* **Given data**
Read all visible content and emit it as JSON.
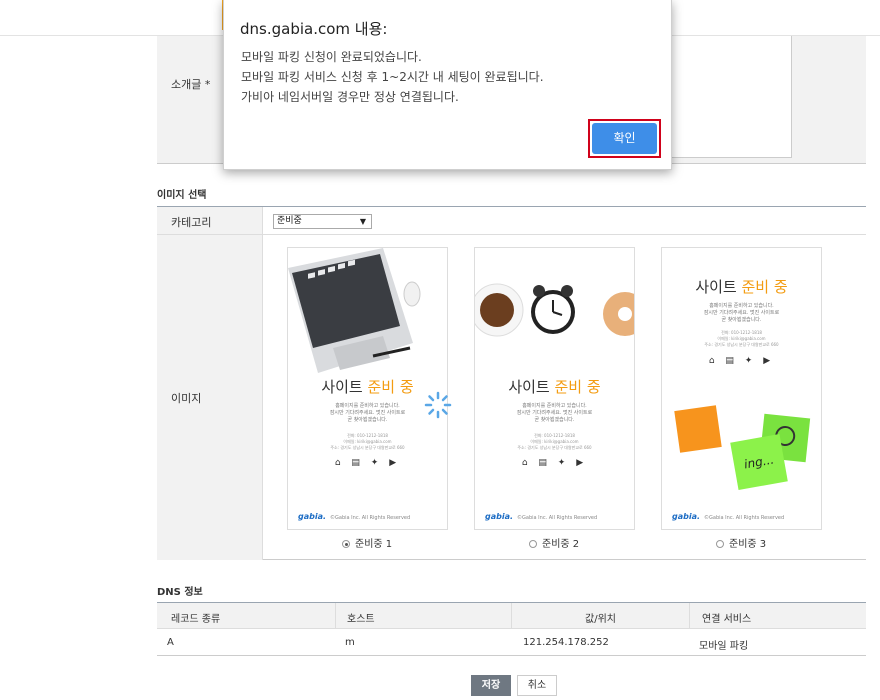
{
  "dialog": {
    "title": "dns.gabia.com 내용:",
    "lines": [
      "모바일 파킹 신청이 완료되었습니다.",
      "모바일 파킹 서비스 신청 후 1~2시간 내 세팅이 완료됩니다.",
      "가비아 네임서버일 경우만 정상 연결됩니다."
    ],
    "confirm_label": "확인"
  },
  "intro": {
    "label": "소개글 *"
  },
  "image_section": {
    "title": "이미지 선택",
    "category_label": "카테고리",
    "category_value": "준비중",
    "image_label": "이미지",
    "cards": [
      {
        "title_plain": "사이트 ",
        "title_highlight": "준비 중",
        "desc": "홈페이지를 준비하고 있습니다.\n잠시만 기다려주세요. 멋진 사이트로\n곧 찾아뵙겠습니다.",
        "info": "전화: 010-1212-1818\n이메일: kiriki@gabia.com\n주소: 경기도 성남시 분당구 대왕판교로 660",
        "footer_logo": "gabia.",
        "footer_text": "©Gabia Inc. All Rights Reserved",
        "radio_label": "준비중 1",
        "selected": true
      },
      {
        "title_plain": "사이트 ",
        "title_highlight": "준비 중",
        "desc": "홈페이지를 준비하고 있습니다.\n잠시만 기다려주세요. 멋진 사이트로\n곧 찾아뵙겠습니다.",
        "info": "전화: 010-1212-1818\n이메일: kiriki@gabia.com\n주소: 경기도 성남시 분당구 대왕판교로 660",
        "footer_logo": "gabia.",
        "footer_text": "©Gabia Inc. All Rights Reserved",
        "radio_label": "준비중 2",
        "selected": false
      },
      {
        "title_plain": "사이트 ",
        "title_highlight": "준비 중",
        "desc": "홈페이지를 준비하고 있습니다.\n잠시만 기다려주세요. 멋진 사이트로\n곧 찾아뵙겠습니다.",
        "info": "전화: 010-1212-1818\n이메일: kiriki@gabia.com\n주소: 경기도 성남시 분당구 대왕판교로 660",
        "footer_logo": "gabia.",
        "footer_text": "©Gabia Inc. All Rights Reserved",
        "radio_label": "준비중 3",
        "selected": false,
        "sticky_note": "ing..."
      }
    ]
  },
  "dns_section": {
    "title": "DNS 정보",
    "columns": [
      "레코드 종류",
      "호스트",
      "값/위치",
      "연결 서비스"
    ],
    "rows": [
      [
        "A",
        "m",
        "121.254.178.252",
        "모바일 파킹"
      ]
    ]
  },
  "buttons": {
    "save_label": "저장",
    "cancel_label": "취소"
  },
  "colors": {
    "accent": "#3e8ee8",
    "highlight": "#f39c12",
    "focus_ring": "#d0021b"
  }
}
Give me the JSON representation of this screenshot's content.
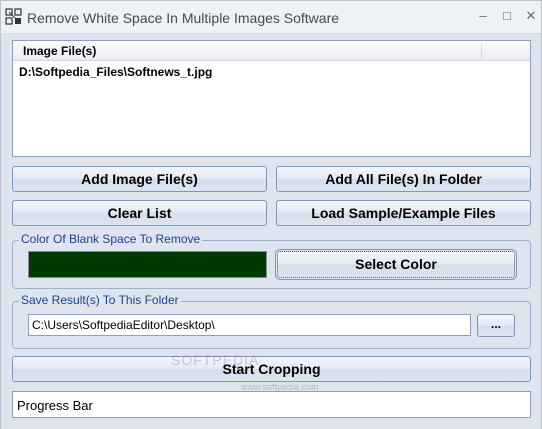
{
  "window": {
    "title": "Remove White Space In Multiple Images Software",
    "min_glyph": "–",
    "max_glyph": "□",
    "close_glyph": "✕"
  },
  "file_list": {
    "column_header": "Image File(s)",
    "rows": [
      "D:\\Softpedia_Files\\Softnews_t.jpg"
    ]
  },
  "buttons": {
    "add_images": "Add Image File(s)",
    "add_folder": "Add All File(s) In Folder",
    "clear_list": "Clear List",
    "load_sample": "Load Sample/Example Files",
    "select_color": "Select Color",
    "browse": "...",
    "start": "Start Cropping"
  },
  "color_group": {
    "label": "Color Of Blank Space To Remove",
    "swatch_color": "#003a00"
  },
  "save_group": {
    "label": "Save Result(s) To This Folder",
    "path_value": "C:\\Users\\SoftpediaEditor\\Desktop\\"
  },
  "progress": {
    "label": "Progress Bar",
    "value": 0
  },
  "watermark": {
    "text": "SOFTPEDIA",
    "url": "www.softpedia.com"
  }
}
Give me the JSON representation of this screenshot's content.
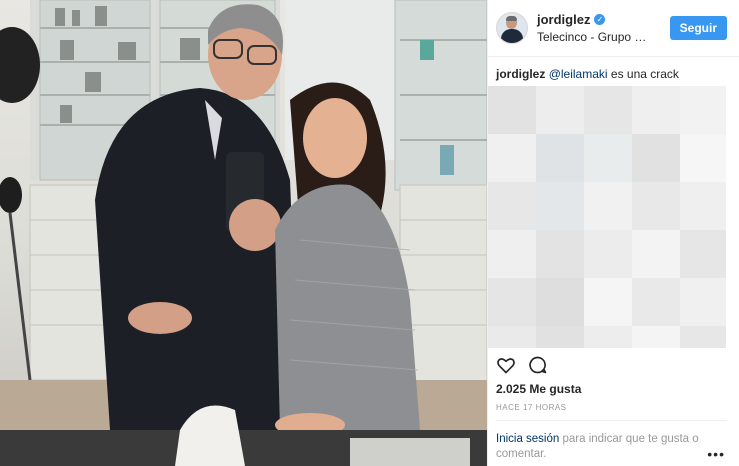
{
  "post": {
    "username": "jordiglez",
    "location": "Telecinco - Grupo …",
    "follow_label": "Seguir",
    "caption_user": "jordiglez",
    "caption_mention": "@leilamaki",
    "caption_text": " es una crack",
    "likes": "2.025 Me gusta",
    "time": "HACE 17 HORAS",
    "login_link": "Inicia sesión",
    "login_text": " para indicar que te gusta o comentar.",
    "more": "•••"
  },
  "icons": [
    "verified-badge-icon",
    "heart-icon",
    "comment-icon",
    "more-options-icon"
  ],
  "colors": {
    "accent": "#3897f0",
    "link": "#003569",
    "muted": "#999999"
  }
}
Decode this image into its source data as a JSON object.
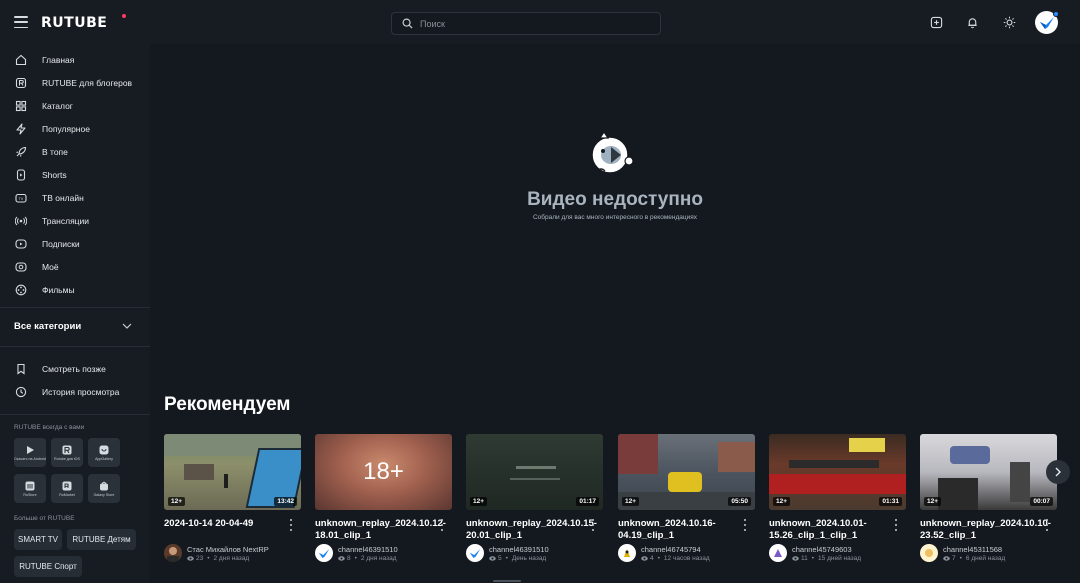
{
  "header": {
    "logo": "RUTUBE",
    "search_placeholder": "Поиск"
  },
  "sidebar": {
    "items": [
      {
        "label": "Главная",
        "icon": "home-icon"
      },
      {
        "label": "RUTUBE для блогеров",
        "icon": "rutube-icon"
      },
      {
        "label": "Каталог",
        "icon": "grid-icon"
      },
      {
        "label": "Популярное",
        "icon": "lightning-icon"
      },
      {
        "label": "В топе",
        "icon": "rocket-icon"
      },
      {
        "label": "Shorts",
        "icon": "shorts-icon"
      },
      {
        "label": "ТВ онлайн",
        "icon": "tv-icon"
      },
      {
        "label": "Трансляции",
        "icon": "broadcast-icon"
      },
      {
        "label": "Подписки",
        "icon": "subscriptions-icon"
      },
      {
        "label": "Моё",
        "icon": "my-icon"
      },
      {
        "label": "Фильмы",
        "icon": "films-icon"
      }
    ],
    "all_categories": "Все категории",
    "library": [
      {
        "label": "Смотреть позже",
        "icon": "bookmark-icon"
      },
      {
        "label": "История просмотра",
        "icon": "history-icon"
      }
    ],
    "apps_title": "RUTUBE всегда с вами",
    "apps": [
      {
        "label": "Скачать на Android"
      },
      {
        "label": "Rutube для iOS"
      },
      {
        "label": "AppGallery"
      },
      {
        "label": "RuStore"
      },
      {
        "label": "RuMarket"
      },
      {
        "label": "Galaxy Store"
      }
    ],
    "more_title": "Больше от RUTUBE",
    "more": [
      "SMART TV",
      "RUTUBE Детям",
      "RUTUBE Спорт"
    ]
  },
  "main": {
    "unavailable_title": "Видео недоступно",
    "unavailable_sub": "Собрали для вас много интересного в рекомендациях",
    "recommend_title": "Рекомендуем",
    "thumb18": "18+",
    "videos": [
      {
        "title": "2024-10-14 20-04-49",
        "channel": "Стас Михайлов NextRP",
        "views": "23",
        "age": "2 дня назад",
        "rating": "12+",
        "duration": "13:42"
      },
      {
        "title": "unknown_replay_2024.10.12-18.01_clip_1",
        "channel": "channel46391510",
        "views": "8",
        "age": "2 дня назад",
        "rating": "",
        "duration": ""
      },
      {
        "title": "unknown_replay_2024.10.15-20.01_clip_1",
        "channel": "channel46391510",
        "views": "5",
        "age": "День назад",
        "rating": "12+",
        "duration": "01:17"
      },
      {
        "title": "unknown_2024.10.16-04.19_clip_1",
        "channel": "channel46745794",
        "views": "4",
        "age": "12 часов назад",
        "rating": "12+",
        "duration": "05:50"
      },
      {
        "title": "unknown_2024.10.01-15.26_clip_1_clip_1",
        "channel": "channel45749603",
        "views": "11",
        "age": "15 дней назад",
        "rating": "12+",
        "duration": "01:31"
      },
      {
        "title": "unknown_replay_2024.10.10-23.52_clip_1",
        "channel": "channel45311568",
        "views": "7",
        "age": "6 дней назад",
        "rating": "12+",
        "duration": "00:07"
      }
    ]
  }
}
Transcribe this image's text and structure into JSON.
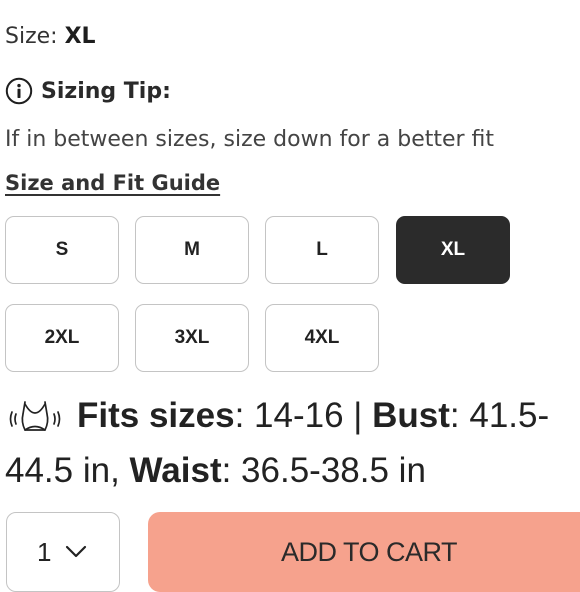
{
  "size": {
    "label": "Size:",
    "value": "XL"
  },
  "sizing_tip": {
    "icon": "info-icon",
    "title": "Sizing Tip:",
    "text": "If in between sizes, size down for a better fit"
  },
  "guide_link": "Size and Fit Guide",
  "size_options": [
    {
      "label": "S",
      "selected": false
    },
    {
      "label": "M",
      "selected": false
    },
    {
      "label": "L",
      "selected": false
    },
    {
      "label": "XL",
      "selected": true
    },
    {
      "label": "2XL",
      "selected": false
    },
    {
      "label": "3XL",
      "selected": false
    },
    {
      "label": "4XL",
      "selected": false
    }
  ],
  "fit_info": {
    "icon": "bra-icon",
    "fits_label": "Fits sizes",
    "fits_value": "14-16",
    "separator": "|",
    "bust_label": "Bust",
    "bust_value": "41.5-44.5 in,",
    "waist_label": "Waist",
    "waist_value": "36.5-38.5 in"
  },
  "quantity": {
    "value": "1"
  },
  "add_to_cart": {
    "label": "ADD TO CART"
  },
  "colors": {
    "selected_bg": "#2b2b2b",
    "cart_bg": "#f6a28d",
    "border": "#c4c4c4"
  }
}
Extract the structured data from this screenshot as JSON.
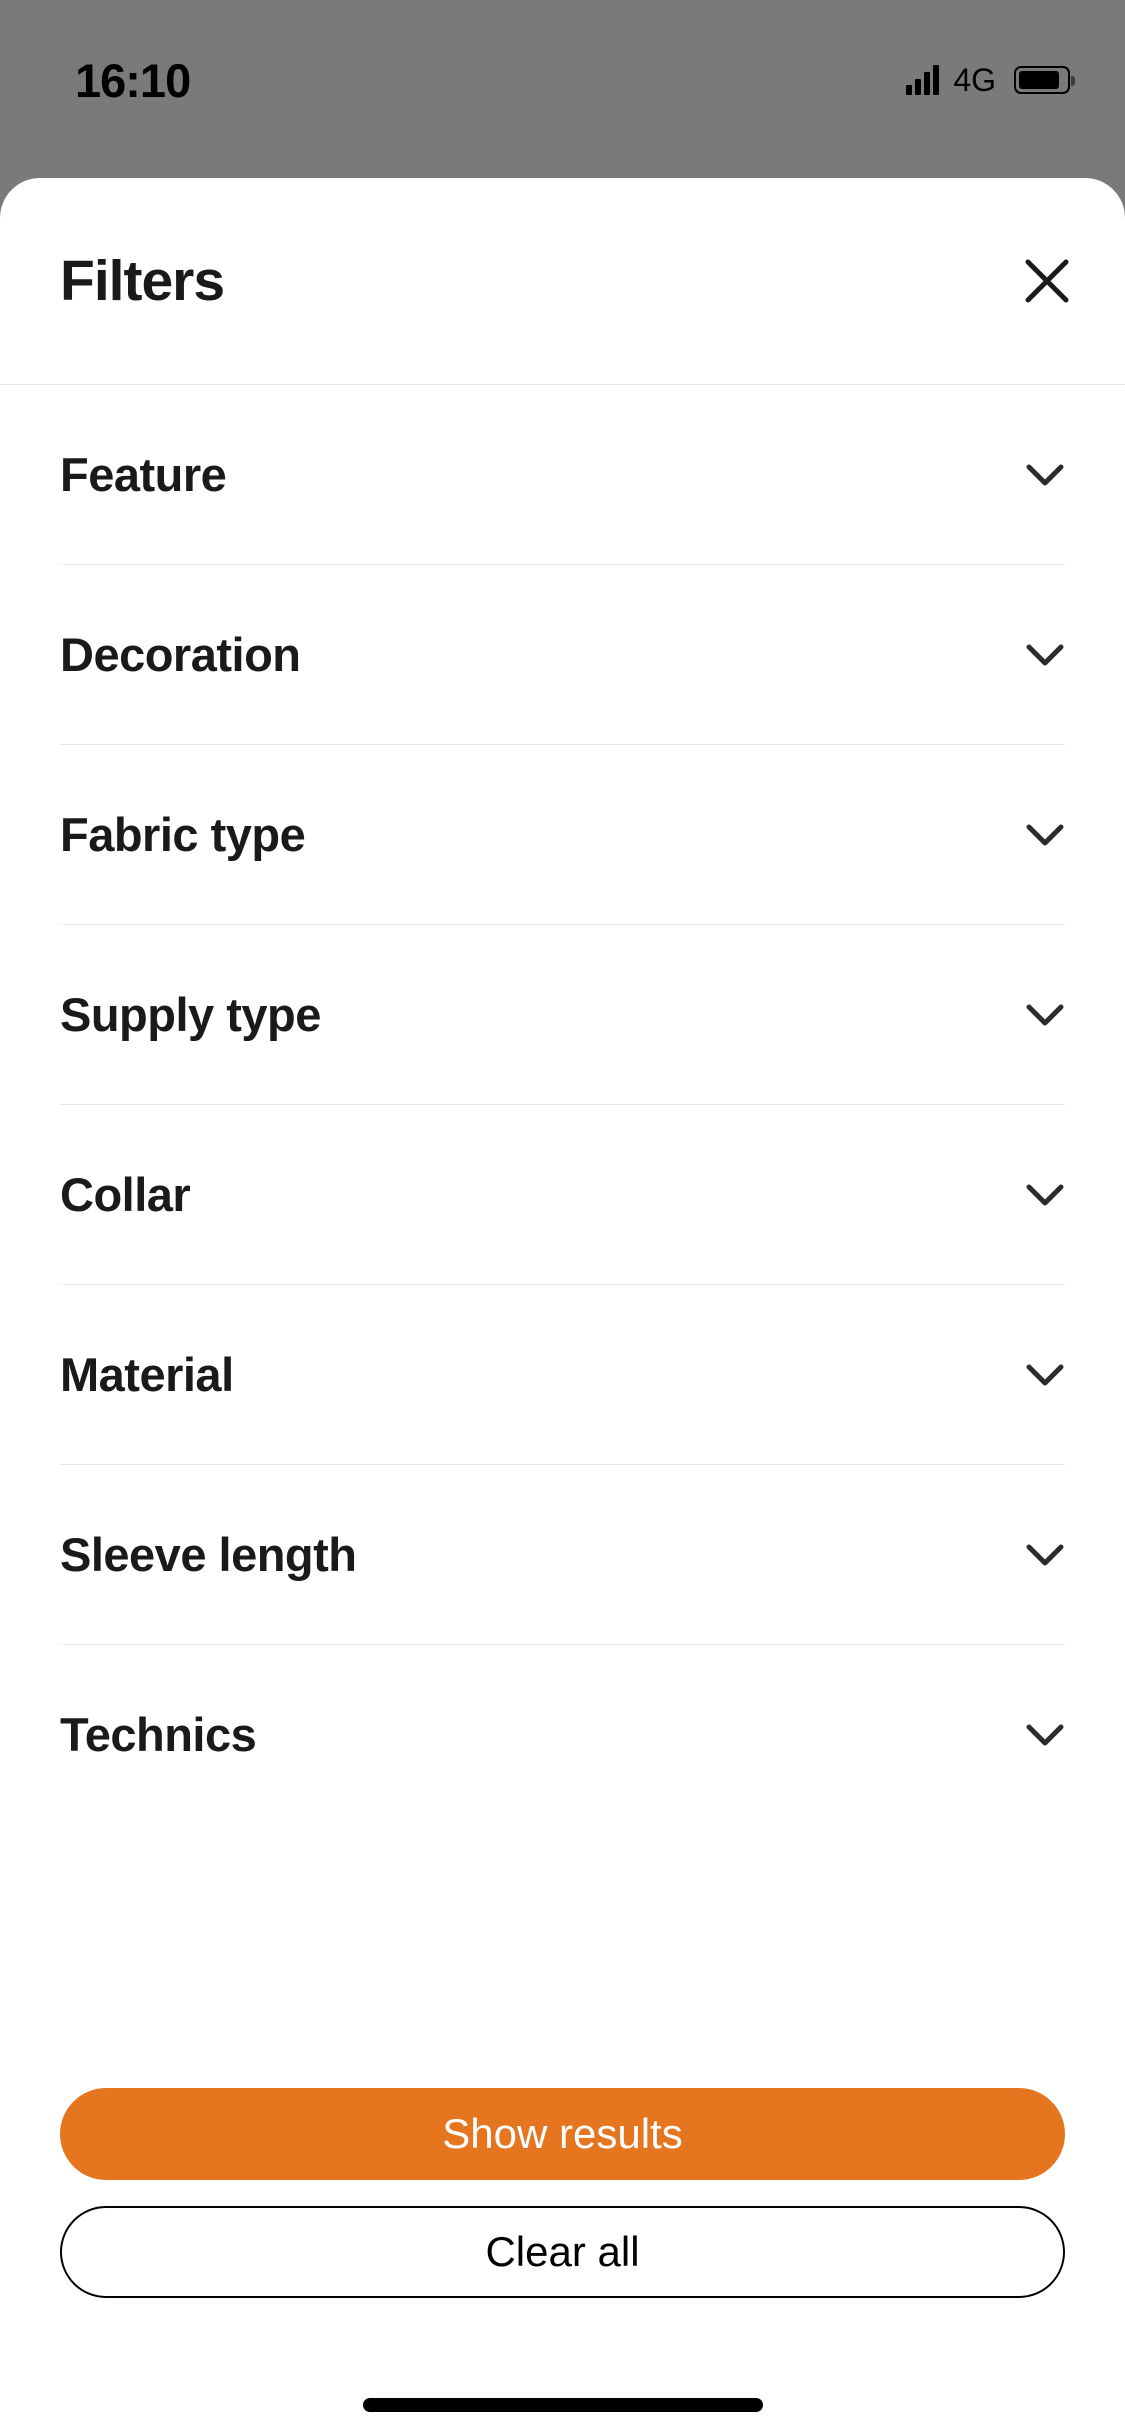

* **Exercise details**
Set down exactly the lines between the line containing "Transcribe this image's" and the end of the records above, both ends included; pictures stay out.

* **Exercise response**
Transcribe this image's text and structure into JSON.
{
  "size": {
    "label": "Size:",
    "value": "XL"
  },
  "sizing_tip": {
    "icon": "info-icon",
    "title": "Sizing Tip:",
    "text": "If in between sizes, size down for a better fit"
  },
  "guide_link": "Size and Fit Guide",
  "size_options": [
    {
      "label": "S",
      "selected": false
    },
    {
      "label": "M",
      "selected": false
    },
    {
      "label": "L",
      "selected": false
    },
    {
      "label": "XL",
      "selected": true
    },
    {
      "label": "2XL",
      "selected": false
    },
    {
      "label": "3XL",
      "selected": false
    },
    {
      "label": "4XL",
      "selected": false
    }
  ],
  "fit_info": {
    "icon": "bra-icon",
    "fits_label": "Fits sizes",
    "fits_value": "14-16",
    "separator": "|",
    "bust_label": "Bust",
    "bust_value": "41.5-44.5 in,",
    "waist_label": "Waist",
    "waist_value": "36.5-38.5 in"
  },
  "quantity": {
    "value": "1"
  },
  "add_to_cart": {
    "label": "ADD TO CART"
  },
  "colors": {
    "selected_bg": "#2b2b2b",
    "cart_bg": "#f6a28d",
    "border": "#c4c4c4"
  }
}
Extract the structured data from this screenshot as JSON.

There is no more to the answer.